Dec 30 2019

Women Suffrage Committee Update

The OH WSCC has been diligently working on creating, organizing and circulating a structure for the public to use from a logo design to a website for event postings across Ohio to include suggested event proposals to honor the complicated struggle of Ohio women and the significant milestone that provides an opportunity to learn about the most significant movements for equal rights in U.S. history.​

Women Suffrage website: ​

Visit the website to learn how you can help support and work with the commission.
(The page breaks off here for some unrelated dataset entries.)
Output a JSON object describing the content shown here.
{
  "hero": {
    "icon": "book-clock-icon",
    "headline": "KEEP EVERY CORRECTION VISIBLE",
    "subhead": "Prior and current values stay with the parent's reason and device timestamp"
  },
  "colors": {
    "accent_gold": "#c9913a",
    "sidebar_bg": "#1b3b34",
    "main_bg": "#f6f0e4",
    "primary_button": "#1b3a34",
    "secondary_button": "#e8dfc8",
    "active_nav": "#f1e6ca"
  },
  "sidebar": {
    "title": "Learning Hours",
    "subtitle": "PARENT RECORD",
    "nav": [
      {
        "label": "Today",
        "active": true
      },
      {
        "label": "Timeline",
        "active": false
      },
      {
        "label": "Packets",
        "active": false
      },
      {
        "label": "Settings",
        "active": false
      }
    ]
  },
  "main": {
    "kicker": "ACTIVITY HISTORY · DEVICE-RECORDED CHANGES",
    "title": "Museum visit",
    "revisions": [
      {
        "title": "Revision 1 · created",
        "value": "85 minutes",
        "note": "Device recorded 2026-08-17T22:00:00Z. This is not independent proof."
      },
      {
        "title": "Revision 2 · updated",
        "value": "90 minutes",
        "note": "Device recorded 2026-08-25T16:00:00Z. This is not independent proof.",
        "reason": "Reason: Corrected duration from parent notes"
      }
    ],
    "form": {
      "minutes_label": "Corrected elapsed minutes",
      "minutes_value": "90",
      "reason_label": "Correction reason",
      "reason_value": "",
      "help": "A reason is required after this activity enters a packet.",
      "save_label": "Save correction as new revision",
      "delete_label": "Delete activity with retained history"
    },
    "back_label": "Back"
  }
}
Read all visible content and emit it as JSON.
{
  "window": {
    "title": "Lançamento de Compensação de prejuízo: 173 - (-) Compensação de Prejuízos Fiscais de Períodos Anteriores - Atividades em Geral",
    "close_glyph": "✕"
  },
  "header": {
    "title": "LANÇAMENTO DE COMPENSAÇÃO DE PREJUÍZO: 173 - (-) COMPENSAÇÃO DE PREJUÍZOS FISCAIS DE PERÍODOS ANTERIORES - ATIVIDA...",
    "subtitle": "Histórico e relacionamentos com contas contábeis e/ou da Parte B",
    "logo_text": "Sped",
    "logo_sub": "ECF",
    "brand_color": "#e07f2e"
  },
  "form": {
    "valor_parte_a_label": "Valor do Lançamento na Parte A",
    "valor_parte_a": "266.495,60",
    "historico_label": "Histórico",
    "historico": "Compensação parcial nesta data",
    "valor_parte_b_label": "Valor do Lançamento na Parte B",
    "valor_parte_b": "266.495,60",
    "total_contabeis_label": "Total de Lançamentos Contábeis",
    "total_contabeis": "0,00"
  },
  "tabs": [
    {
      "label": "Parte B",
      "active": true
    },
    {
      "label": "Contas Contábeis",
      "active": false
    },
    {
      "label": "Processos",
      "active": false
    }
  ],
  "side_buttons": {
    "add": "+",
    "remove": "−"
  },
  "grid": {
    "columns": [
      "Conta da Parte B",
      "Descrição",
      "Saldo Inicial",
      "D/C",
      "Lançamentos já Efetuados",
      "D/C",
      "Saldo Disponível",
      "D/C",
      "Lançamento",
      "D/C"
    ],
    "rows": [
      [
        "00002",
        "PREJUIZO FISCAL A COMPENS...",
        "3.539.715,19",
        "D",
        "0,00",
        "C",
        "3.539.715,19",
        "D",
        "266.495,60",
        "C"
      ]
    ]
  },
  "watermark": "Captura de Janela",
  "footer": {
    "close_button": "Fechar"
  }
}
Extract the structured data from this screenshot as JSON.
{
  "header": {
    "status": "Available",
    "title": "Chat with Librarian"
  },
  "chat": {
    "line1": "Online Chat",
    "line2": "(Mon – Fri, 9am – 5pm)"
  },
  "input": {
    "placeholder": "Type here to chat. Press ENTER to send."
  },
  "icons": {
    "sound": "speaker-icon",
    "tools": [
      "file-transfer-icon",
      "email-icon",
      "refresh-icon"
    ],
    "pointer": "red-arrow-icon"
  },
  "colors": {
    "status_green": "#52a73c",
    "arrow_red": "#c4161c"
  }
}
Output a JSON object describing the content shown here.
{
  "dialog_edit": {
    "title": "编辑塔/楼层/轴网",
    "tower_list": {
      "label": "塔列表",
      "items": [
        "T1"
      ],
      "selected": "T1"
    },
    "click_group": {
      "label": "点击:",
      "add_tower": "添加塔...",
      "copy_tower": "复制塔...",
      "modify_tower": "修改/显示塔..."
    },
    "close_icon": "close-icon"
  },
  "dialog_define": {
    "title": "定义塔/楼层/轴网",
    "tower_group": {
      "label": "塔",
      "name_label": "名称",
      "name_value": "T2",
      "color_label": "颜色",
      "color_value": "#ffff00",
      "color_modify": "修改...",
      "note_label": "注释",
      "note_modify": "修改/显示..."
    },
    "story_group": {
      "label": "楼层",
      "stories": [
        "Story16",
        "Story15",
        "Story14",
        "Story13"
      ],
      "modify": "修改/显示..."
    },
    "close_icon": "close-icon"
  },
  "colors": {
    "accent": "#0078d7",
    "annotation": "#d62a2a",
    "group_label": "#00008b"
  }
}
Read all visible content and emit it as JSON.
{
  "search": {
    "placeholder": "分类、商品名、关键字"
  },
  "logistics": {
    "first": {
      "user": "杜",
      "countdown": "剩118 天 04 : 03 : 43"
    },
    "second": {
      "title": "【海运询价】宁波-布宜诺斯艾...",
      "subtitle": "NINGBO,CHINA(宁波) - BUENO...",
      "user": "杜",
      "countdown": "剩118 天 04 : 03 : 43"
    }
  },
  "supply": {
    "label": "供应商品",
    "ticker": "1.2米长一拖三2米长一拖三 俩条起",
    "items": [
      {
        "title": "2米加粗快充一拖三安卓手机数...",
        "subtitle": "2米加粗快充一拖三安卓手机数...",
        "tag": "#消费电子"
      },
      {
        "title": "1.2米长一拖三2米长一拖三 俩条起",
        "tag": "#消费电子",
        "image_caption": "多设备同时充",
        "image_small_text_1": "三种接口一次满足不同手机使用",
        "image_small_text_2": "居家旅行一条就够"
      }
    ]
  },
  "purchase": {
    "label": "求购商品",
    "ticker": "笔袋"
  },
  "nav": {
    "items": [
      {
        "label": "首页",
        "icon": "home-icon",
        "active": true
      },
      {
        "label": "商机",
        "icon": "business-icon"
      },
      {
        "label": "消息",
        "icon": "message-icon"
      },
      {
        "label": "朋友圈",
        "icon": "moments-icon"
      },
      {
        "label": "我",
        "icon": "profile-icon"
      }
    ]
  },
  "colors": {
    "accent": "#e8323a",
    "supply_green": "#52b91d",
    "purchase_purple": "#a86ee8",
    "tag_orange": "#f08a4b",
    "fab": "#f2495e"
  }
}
How to submit events to website, use of logo, committee members, voter registration
kits, donations, commission mtg dates, etc.​

What is the OH WSCC? The OH WSCC oversees the statewide commemoration of the 100th anniversary of women’s right to vote. Throughout 2020, the commission will host and promote service projects, youth education opportunities, public memorials and other events around the state. The commission is led by OH Secretary of State Frank LaRose and co-chaired by State Senators Stephanie Kunze and Sandra Williams. 

Ohio ratified the 19th amendment June 1919. Tennessee was the 36th state to ratify the 19th amendment August 1920. The centennial celebration will end on Aug. 26, 2020 during the Republican Party National Convention. Major events are being discussed to be held in Columbus in early Aug. 2020. Cleveland Indians baseball team is working on holding a celebration of the Wscc against the Cincinnati Reds at the Ohio Challenge in June.​

Ohio women who saw the results of their 1900 combats:
1. Harriet Taylor Upton – Warren Ohio. Her father was a congressman. She was the first woman elected to a local school board & was elected president of the Ohio Woman’s Suffrage Association.
2. Florence E. Allen – Cleveland, OH. A graduate of Western Reserve University she was a lawyer and started her own law practice at a time when women lawyers were rare. She was the first woman to serve on Ohio Supreme Court; one of the first women to be a US federal judge,
3. Hallie Quinn Brown – Wilberforce, OH. Hallie was born a free slave. She graduated from Wilberforce University taught in Dayton public schools. She later taught at Central State University &  Wilberforce. Many women suffrage groups didn’t  welcome African=American women  taught that they could only win suffrage if they excluded African- American suffrage from their debate. Brown helped found the National League of Colored Women.
4. Pauline Perimeter Steinem – Toledo, OH. Pauline grew up in Germany amp; immigrated with her husband at the age of 19. She was the first woman elected to the Toledo school board & may have been the first Jewish woman to hold elected office in America. She became president of the Ohio woman Suffrage Association; wrote to suffrage association chapters across the state. Steinem is the paternal grandmother of feminist Gloria Steinem.
5. Betty Wilson – Cincinnati, OH. Betty taught for 40 years in Cincinnati public school; was elected to the school board. She was an officer of the Hamilton County Suffrage Association. She ran unsuccessfully for the state House of Representative twice.

6. Belle Sherwin – Cleveland, OH. Belle was the founder of the Consumers League of Ohio, that lobbied for fair wage ; safe working condition for women. Sherwin, father was the founder of the Sherwin Williams Co. When the suffrage party disbanded, the Cleveland chapter of the League of Women Voters was formed which Sherwin helped lead. Sherwin was president of the National League of Women Voters from

Here are some Ohio women first following the passing of the 19 th amendment:
Frances Bolton first woman to serve in Congress
Nancy Hollister, first woman to serve as Lt. Gov & was Gov for 11 days
Maureen O’Connor first woman to serve as Chief Justice of the OH Supreme Court
Jeanette Bradley, first African Woman to serve as Lt. Gov
Jo Ann Davidson first woman to serve as Ohio Speaker of the House
Bette Montgomery , first woman to serve as Attorney General
Jane Timken, first woman to hold Chair of the Ohio Republican Party
Victoria Woodhull, first women to run for US President
Mary Ellen Withrow, first woman Ohio Treasurer & US Treasurer
Bobbie Sterne, first woman elected to Cincinnati City Council & first woman Mayor
Marian Spencer, first African Woman elected to Cincinnati City Council
Sandra Beckwith, first woman appointed Judge US District Court of Southern OH
Sojourner Truth, a free slave “Ain’t I a Woman” Spoke at the first suffrage convention in Salem, OH
Harriet Beecher Stowe, author “Uncle Tom’s Cabin”

The first 6 women elected to the Ohio Legislature in 1922 were:
Nettie Mackenzie Clapp, Cleveland
Lulu Thomas Gleason, Lucas Cty
Nettie Bromley Loughead, Cincinnati
Adelaide Sterling Ott, Youngstown
May Martin Van Wye, Cincinnati
Maude Comstock Waitt, Cleveland
Harriet Tubman may not be from OH but she will replace President Andrew Jackson picture on the $20 bill. She was the first woman conductor of the underground railroad.